The Single Electricity Market Committee – made up of regulators on both sides of the Border – recently sought offers from electricity generators to build new power plants to begin providing energy in 2024-2025 to head off a likely shortage.
It is understood that several new players will be named among the companies that successfully bid to build power plants here when EirGrid confirms the results.
No one connected with the process has named the successful bidders, but several sources say the list is likely to include significant new entrants to the electricity generation market.
While all generators were welcome to make offers, most of the new generation recruited in the T-3 auction will be gas fired.
Electricity suppliers, who buy power from generators at wholesale prices to sell on to homes and businesses, are likely to welcome new competitors in the market. The announcement comes at a time of surging energy costs.
A letter from the Commission for the Regulation of Utilities to EirGrid states that it sought the power plants because the likely demand for electricity in 2024-2025 would exceed existing capacity.
A similar process held last year failed to lure enough generators to tackle the feared shortfall in supplies.
Last year both EirGrid and the commission warned of a looming electricity shortage, driven by the closure of old power plants and an absence of replacements.

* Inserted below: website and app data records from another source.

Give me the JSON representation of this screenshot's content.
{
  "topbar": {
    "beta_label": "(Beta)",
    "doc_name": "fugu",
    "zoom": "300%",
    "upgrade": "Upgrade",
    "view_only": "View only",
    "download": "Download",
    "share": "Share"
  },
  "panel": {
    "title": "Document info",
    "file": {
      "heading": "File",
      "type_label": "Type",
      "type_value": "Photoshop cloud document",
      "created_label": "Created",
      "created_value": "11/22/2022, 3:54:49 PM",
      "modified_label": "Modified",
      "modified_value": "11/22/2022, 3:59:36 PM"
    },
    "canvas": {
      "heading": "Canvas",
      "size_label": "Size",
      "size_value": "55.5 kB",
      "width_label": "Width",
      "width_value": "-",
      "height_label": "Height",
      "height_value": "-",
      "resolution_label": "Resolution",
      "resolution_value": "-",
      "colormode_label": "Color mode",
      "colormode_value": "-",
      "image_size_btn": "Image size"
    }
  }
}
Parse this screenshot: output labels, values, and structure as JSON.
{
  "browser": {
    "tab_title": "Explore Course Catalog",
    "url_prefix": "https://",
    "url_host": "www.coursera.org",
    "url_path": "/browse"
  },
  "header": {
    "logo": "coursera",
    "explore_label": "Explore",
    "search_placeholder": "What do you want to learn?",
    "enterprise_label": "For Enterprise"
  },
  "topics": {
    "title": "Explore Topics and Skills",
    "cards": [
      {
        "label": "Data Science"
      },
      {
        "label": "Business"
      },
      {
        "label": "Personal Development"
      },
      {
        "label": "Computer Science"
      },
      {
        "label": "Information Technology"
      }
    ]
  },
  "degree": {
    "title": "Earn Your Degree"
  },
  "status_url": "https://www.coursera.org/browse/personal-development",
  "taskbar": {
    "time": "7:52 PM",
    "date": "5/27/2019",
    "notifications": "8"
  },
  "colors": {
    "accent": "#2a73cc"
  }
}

They calculated that the deficit could be 260 megawatts (MW) of electricity in 2022-2023, rising to 1,050MW in 2023-2024 and 1,850MW in 2024-2025.
One MW of electricity is enough to power 1,000 average homes. Peak demand in the Republic is more than 5,000MW.
If the trend continues, the State will be forced to keep the ESB’s coal-burning plant on the Shannon estuary open beyond its projected 2025 closure date.
Bidders in the T-3 auction sought capacity payments, which are monthly contributions paid by the market operator to each generator for being available to generate power.
They are linked to the amount of power each generator can produce and are designed to defray fixed costs.
Electricity customers ultimately fund these payments through network charges on their bills, so the auctions are meant to favour the lowest bids.